NCVS usually gets less attention than the annual compilation of crime reports to local police departments released by the FBI, which is not expected until next month for calendar year 2022.
However, the victimization survey is considered a more reliable indicator of crime trends by some analysts because it includes estimates of the large number of crimes not reported to the police. Only about 40 percent of violent crimes are reported to law enforcement.
NCVS estimated a total of 6,624,950 violent crimes last year, way above the 4,598,310 for 2021 and even higher than the 6,385,570 recorded before the pandemic in 2018.
Several crime types increased during the main pandemic years of 2020 and 2021, which experts have attributed to more stress among U.S. residents generally and the fact that more people were confined indoors.
The estimated number of robberies in the nation last year was 694,860, far above the 2021 NCVS estimate of 464,280.

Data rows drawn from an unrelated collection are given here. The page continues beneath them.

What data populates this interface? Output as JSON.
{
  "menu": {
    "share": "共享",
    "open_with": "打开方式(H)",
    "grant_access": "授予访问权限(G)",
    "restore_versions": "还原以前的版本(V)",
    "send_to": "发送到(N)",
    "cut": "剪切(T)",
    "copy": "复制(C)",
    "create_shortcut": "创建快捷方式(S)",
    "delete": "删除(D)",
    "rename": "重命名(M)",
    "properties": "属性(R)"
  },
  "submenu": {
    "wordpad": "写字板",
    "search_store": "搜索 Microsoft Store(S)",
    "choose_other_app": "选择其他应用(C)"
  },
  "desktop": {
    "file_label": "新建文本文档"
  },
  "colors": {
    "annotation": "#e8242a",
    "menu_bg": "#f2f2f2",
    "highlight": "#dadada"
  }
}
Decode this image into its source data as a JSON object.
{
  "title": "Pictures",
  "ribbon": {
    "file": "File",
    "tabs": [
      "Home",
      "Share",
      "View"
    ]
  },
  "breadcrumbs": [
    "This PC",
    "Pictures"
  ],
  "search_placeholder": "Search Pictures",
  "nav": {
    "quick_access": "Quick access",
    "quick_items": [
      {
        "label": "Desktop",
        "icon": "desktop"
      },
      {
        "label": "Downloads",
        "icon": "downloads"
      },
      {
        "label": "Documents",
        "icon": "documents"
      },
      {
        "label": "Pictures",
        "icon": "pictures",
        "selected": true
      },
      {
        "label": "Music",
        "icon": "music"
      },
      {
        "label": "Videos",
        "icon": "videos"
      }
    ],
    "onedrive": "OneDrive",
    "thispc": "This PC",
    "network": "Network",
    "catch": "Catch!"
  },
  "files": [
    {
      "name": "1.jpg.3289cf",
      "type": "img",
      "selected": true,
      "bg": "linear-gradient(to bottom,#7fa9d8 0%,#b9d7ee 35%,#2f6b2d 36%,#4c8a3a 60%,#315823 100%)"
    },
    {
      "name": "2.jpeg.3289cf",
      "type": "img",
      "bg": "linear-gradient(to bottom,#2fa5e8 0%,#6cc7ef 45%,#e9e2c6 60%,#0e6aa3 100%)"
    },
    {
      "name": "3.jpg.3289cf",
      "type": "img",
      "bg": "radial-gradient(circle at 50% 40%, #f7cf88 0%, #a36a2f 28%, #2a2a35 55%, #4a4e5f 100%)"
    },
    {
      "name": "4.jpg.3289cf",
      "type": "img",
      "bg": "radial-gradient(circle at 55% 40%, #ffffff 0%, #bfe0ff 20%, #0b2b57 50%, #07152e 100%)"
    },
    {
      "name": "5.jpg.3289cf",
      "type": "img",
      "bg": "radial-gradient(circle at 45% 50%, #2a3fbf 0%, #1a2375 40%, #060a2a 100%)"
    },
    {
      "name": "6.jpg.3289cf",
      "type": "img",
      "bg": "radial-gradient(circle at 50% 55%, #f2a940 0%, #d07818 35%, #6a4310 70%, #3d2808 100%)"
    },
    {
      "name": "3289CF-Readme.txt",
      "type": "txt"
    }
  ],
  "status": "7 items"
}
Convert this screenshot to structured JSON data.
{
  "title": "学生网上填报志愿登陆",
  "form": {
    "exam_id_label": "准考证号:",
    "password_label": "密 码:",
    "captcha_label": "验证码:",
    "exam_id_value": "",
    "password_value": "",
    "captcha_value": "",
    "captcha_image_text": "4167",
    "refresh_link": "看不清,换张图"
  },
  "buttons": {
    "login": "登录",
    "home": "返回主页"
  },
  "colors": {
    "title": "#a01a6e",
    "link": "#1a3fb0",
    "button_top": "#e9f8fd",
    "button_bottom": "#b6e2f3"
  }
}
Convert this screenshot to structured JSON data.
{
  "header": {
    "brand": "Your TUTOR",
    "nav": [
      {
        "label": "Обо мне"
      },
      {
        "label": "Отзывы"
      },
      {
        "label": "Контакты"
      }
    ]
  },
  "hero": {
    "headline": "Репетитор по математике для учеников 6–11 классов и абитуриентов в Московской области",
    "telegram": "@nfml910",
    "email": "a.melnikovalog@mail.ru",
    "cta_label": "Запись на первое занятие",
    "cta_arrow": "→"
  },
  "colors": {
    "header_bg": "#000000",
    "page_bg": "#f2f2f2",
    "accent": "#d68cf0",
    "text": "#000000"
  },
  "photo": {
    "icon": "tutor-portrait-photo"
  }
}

The FBI reported only about 121,000 robberies last year, but that was a severe undercount because many robberies are not reported to police and because the FBI is in the process of converting its reporting to a new incident-based reporting system and heard from only about 12,000 of 19,000 police departments.
NCVS is developing crime estimates by region but did not release such data in its report for 2022.
Last week, WBEZ radio in Chicago reported what it called a massive increase in robberies across the city. The total was up 43% compared to the same time period last year, according to data from the city’s Violence Reduction Dashboard.
WBEZ said "the robbery spike is part of Chicago’s uneven recovery from the height of the pandemic crime spikes: Shootings, murders and carjackings are down, while robberies and thefts are soaring."
Rapes and sexual assaults were estimated to total 531,810 last year compared with 324,500 in 2021.
NCVS estimates for last year were based on interviews with members of nearly 144,000 households. Because the survey asks Americans if they have been victims of crimes, it does not measure homicides.
Experts caution against making too much of one-year changes in national crime totals, noting that crime rates have a history of varying considerably from year to year.
Still, the newly reported crime increases are likely to be cited by politicians campaigning for offices in 2024 and complaining that the national crime rate remains much too high.
NCVS reported large increases in most sub-categories of violent crime, including domestic violence, intimate partner violence, "stranger" violence, violent crime with an injury and violent crime with a weapon.
Property crime, including burglaries and vehicle theft, also were up last year, but by much smaller margins than violent crime, NCVS said.
The violent crime totals "remained much lower than the highs of the early 1990s,” said Kevin Scott, principal deputy director of the U.S. Bureau of Justice Statistics, which administers NCVS.